For instance, the once mighty Time Inc. was sold to Meredith Corp., which then began selling off Time’s magazine brands. Rolling Stone turned down a $500 million sale offer, only to be sold years later in a deal that reportedly put the valuation of its parent company at around $100 million. Hearst acquired a struggling Rodale. And chains that control local newspapers continue to lose money, go bankrupt and lay off workers.

While print media's struggle to turn profits is apparent to those who closely follow the ad industry, it isn’t as clear to the general public. In a fall 2018 Pew Research Center poll of 34,897 US adults, 71% of respondents believed their local news outlets were doing well financially.

Of course, not all legacy print media companies are struggling, and some are diversifying their business models with events, brand licensing and ecommerce to become less dependent on advertising. The New York Times and The Washington Post have been profitable lately. But their successes are largely due to surges in subscription revenues.

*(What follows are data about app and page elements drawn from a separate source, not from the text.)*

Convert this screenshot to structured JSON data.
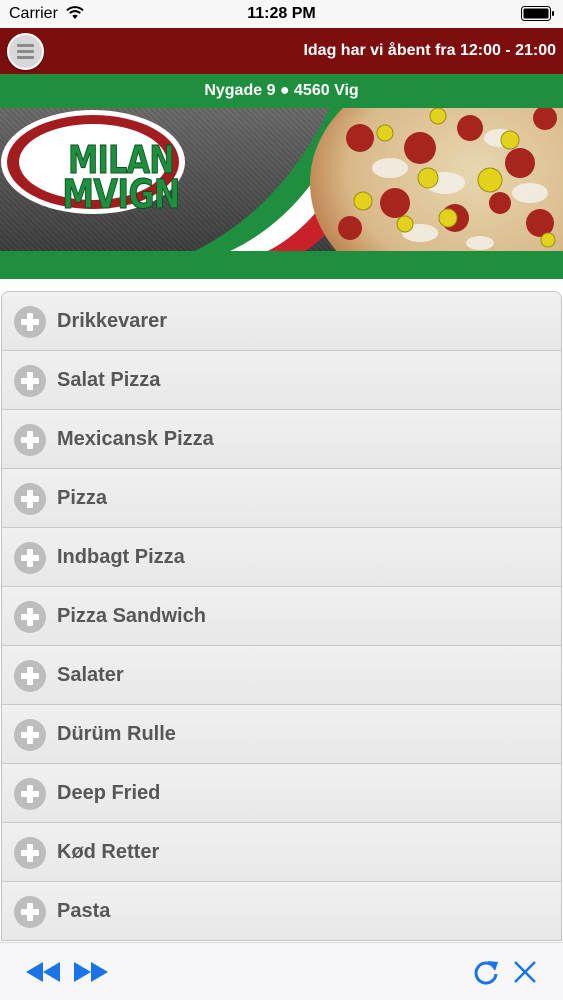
{
  "status_bar": {
    "carrier": "Carrier",
    "time": "11:28 PM"
  },
  "header": {
    "hours": "Idag har vi åbent fra 12:00 - 21:00"
  },
  "address": "Nygade 9 ● 4560 Vig",
  "logo": {
    "line1": "MILAN",
    "line2": "MVIGN"
  },
  "menu": {
    "items": [
      {
        "label": "Drikkevarer"
      },
      {
        "label": "Salat Pizza"
      },
      {
        "label": "Mexicansk Pizza"
      },
      {
        "label": "Pizza"
      },
      {
        "label": "Indbagt Pizza"
      },
      {
        "label": "Pizza Sandwich"
      },
      {
        "label": "Salater"
      },
      {
        "label": "Dürüm Rulle"
      },
      {
        "label": "Deep Fried"
      },
      {
        "label": "Kød Retter"
      },
      {
        "label": "Pasta"
      }
    ]
  },
  "toolbar": {
    "icons": [
      "back-icon",
      "forward-icon",
      "reload-icon",
      "close-icon"
    ]
  },
  "colors": {
    "header_red": "#7d0e0e",
    "brand_green": "#1e8f3e",
    "toolbar_blue": "#1a73e8"
  }
}
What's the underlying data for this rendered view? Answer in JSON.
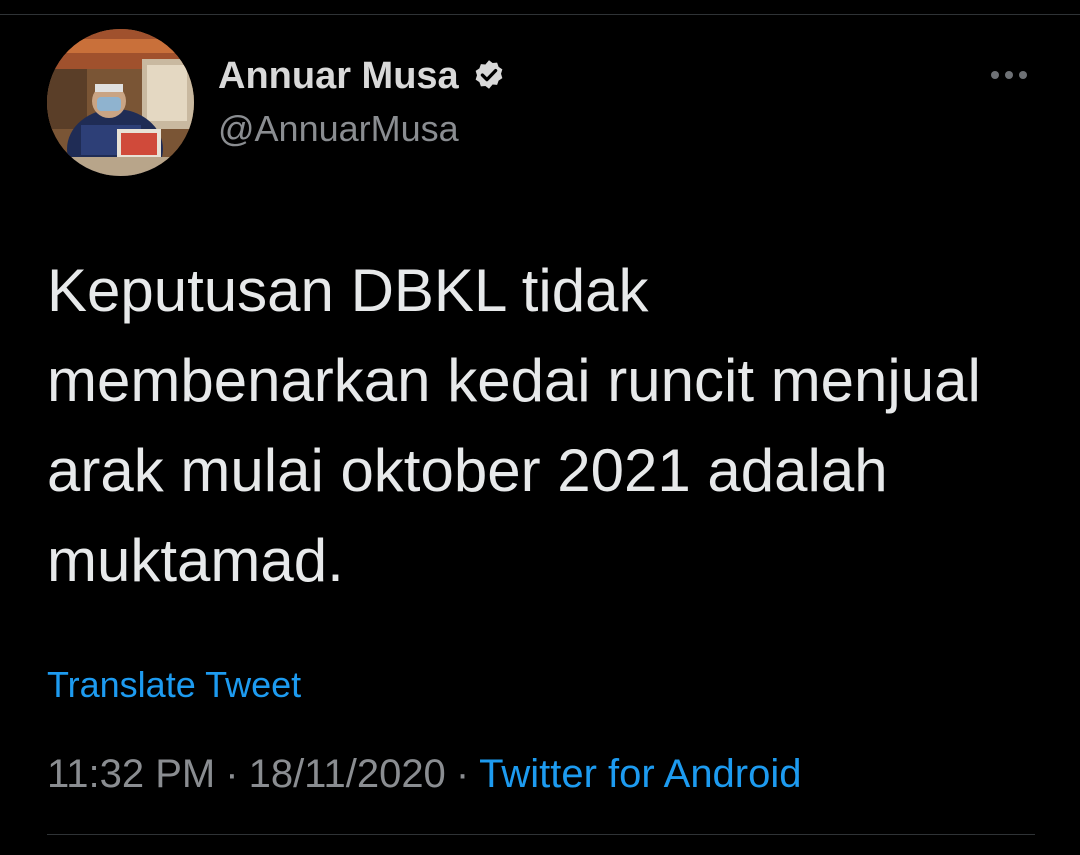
{
  "tweet": {
    "author": {
      "display_name": "Annuar Musa",
      "handle": "@AnnuarMusa",
      "verified": true,
      "avatar_icon": "profile-photo"
    },
    "text_lines": [
      "Keputusan DBKL tidak",
      "membenarkan kedai runcit menjual",
      "arak mulai oktober 2021 adalah",
      "muktamad."
    ],
    "translate_label": "Translate Tweet",
    "time": "11:32 PM",
    "date": "18/11/2020",
    "separator": "·",
    "source": "Twitter for Android",
    "more_icon": "more-horizontal-icon"
  },
  "colors": {
    "background": "#000000",
    "primary_text": "#e7e9ea",
    "secondary_text": "#8a8d91",
    "link": "#1d9bf0",
    "divider": "#2f3336"
  }
}
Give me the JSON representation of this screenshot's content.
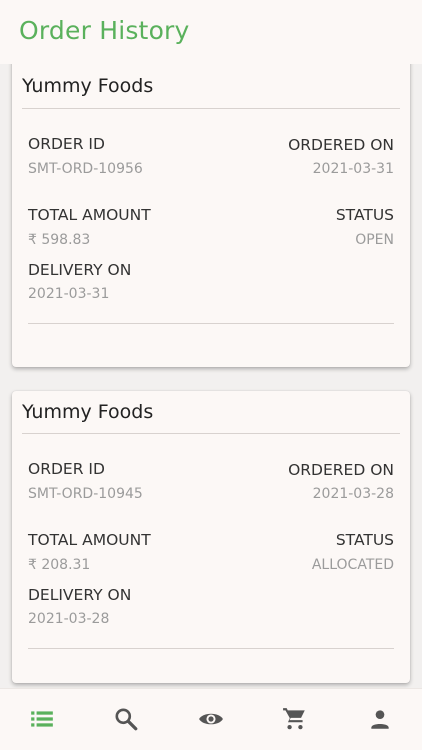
{
  "header": {
    "title": "Order History"
  },
  "labels": {
    "order_id": "ORDER ID",
    "ordered_on": "ORDERED ON",
    "total_amount": "TOTAL AMOUNT",
    "status": "STATUS",
    "delivery_on": "DELIVERY ON"
  },
  "orders": [
    {
      "restaurant": "Yummy Foods",
      "order_id": "SMT-ORD-10956",
      "ordered_on": "2021-03-31",
      "total_amount": "₹ 598.83",
      "status": "OPEN",
      "delivery_on": "2021-03-31"
    },
    {
      "restaurant": "Yummy Foods",
      "order_id": "SMT-ORD-10945",
      "ordered_on": "2021-03-28",
      "total_amount": "₹ 208.31",
      "status": "ALLOCATED",
      "delivery_on": "2021-03-28"
    }
  ],
  "bottom_nav": {
    "items": [
      {
        "icon": "list-icon",
        "active": true
      },
      {
        "icon": "search-icon",
        "active": false
      },
      {
        "icon": "eye-icon",
        "active": false
      },
      {
        "icon": "cart-icon",
        "active": false
      },
      {
        "icon": "person-icon",
        "active": false
      }
    ]
  },
  "colors": {
    "accent": "#5ab15c",
    "icon_inactive": "#555555",
    "value_text": "#9b9b9b"
  }
}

Few other print companies have been able to offset ad revenue declines with increases in subscriptions. Only 14% of the Pew survey respondents said that they subscribed or donated to a local news publication in the past year.